I am enrolled in an online course about Going Forth. In the time of the Buddha and for many reasons, householders (your average person) would give up their typical life to go forth as a monastic and sometimes, as a spiritual wanderer. I was thrilled when I stumbled upon the course considering that my plan for 2017 was to do exactly that. Evidently our experience of aging hasn’t necessarily changed over the last couple of thousand years and for many of us in retirement, spiritual exploration on our own without work, family, and daily life to interfere with the exploration is quite attractive.
In one of the lessons Andrew spoke of isolation and how many of us have a sense of being more alone as we age; as people we know and love move away, die, or relationships just change. With the intention of going forth, we can explore what is gained and lost with relationships with other people and in being alone.
Back in the day, the whole point of going forth was to extract oneself from social context and define oneself freely. That description clearly articulates my own desire to go forth. I have found (and as described in the course) “…In solitude you can define yourself as you wish. In relationship you can’t because you are actually defined by the relationship – you are someone’s friend, wife, boss, etc.” By stepping outside those relationships and stepping into solitude there can be a perceived loss of connection with others, but one may also find a very valuable connection with self by being aware of one’s inner life and stepping outside of conventional roles.
In solitude, loneliness can be assessed. Does it feel like an affliction or as a valuable benefit? The answer is a matter of perspective as loneliness in and of itself is not automatically terrible or wonderful. My own experience has shown that it can be both. I rarely find myself lonely although my old friend does show up once in awhile. I’ve learned to welcome the feeling when it comes and turn towards the loneliness rather than away from it. Through this practice, I’m no longer afraid of being lonely and I trust that even if at the time it feels like an affliction, it will pass.
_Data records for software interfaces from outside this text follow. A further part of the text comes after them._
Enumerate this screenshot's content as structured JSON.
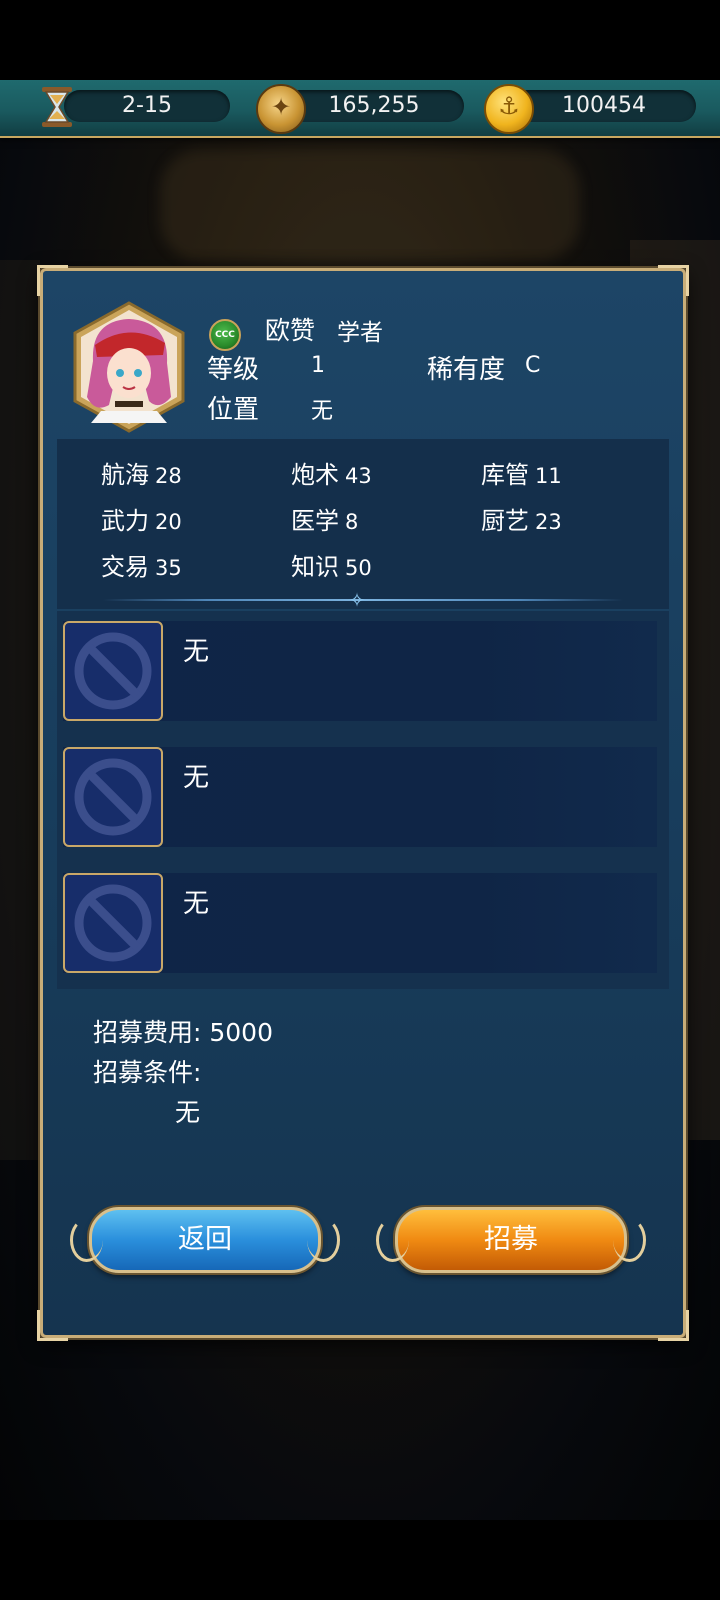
{
  "topbar": {
    "stage": "2-15",
    "compass_value": "165,255",
    "gold_value": "100454"
  },
  "officer": {
    "rank_badge": "CCC",
    "name": "欧赞",
    "profession": "学者",
    "level_label": "等级",
    "level_value": "1",
    "rarity_label": "稀有度",
    "rarity_value": "C",
    "position_label": "位置",
    "position_value": "无"
  },
  "stats": [
    {
      "label": "航海",
      "value": "28"
    },
    {
      "label": "炮术",
      "value": "43"
    },
    {
      "label": "库管",
      "value": "11"
    },
    {
      "label": "武力",
      "value": "20"
    },
    {
      "label": "医学",
      "value": "8"
    },
    {
      "label": "厨艺",
      "value": "23"
    },
    {
      "label": "交易",
      "value": "35"
    },
    {
      "label": "知识",
      "value": "50"
    }
  ],
  "skills": [
    {
      "name": "无"
    },
    {
      "name": "无"
    },
    {
      "name": "无"
    }
  ],
  "recruit": {
    "cost_text": "招募费用: 5000",
    "condition_label": "招募条件:",
    "condition_value": "无"
  },
  "buttons": {
    "back": "返回",
    "recruit": "招募"
  },
  "colors": {
    "panel_bg": "#1a4162",
    "border_gold": "#c8ad78",
    "back_button": "#2a8fdc",
    "recruit_button": "#f08a12"
  }
}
It is at those times when I observe if I can be lonely without eating chocolate cake, watching TV when I’m not even interested in the show, or turning to Facebook.
I watched as one by one, many of my Mom’s closest friends and relatives died. Mom was an extreme extrovert and lived a life surrounded by people. She told me once that she got terribly lonely at times; especially on Sundays when she was no longer able to go to church or cook breakfast at the church. As I get closer to 60, I’ve already outlived some friends and family. What is it like for those who live to be in their 90’s or older? Everything I’ve ever read about living a long healthy life included accepting loss and being content with solitude…
It’s going up to 71 degrees today and there is 2″ to 3″ of snow in Sunday’s forecast. I am anticipating the loss of flowers and tree buds.The camellia in the backyard might be close to bloomed out. My love of snow has a lot to do with my love of solitude. Another indication of solitude’s relationship to loss.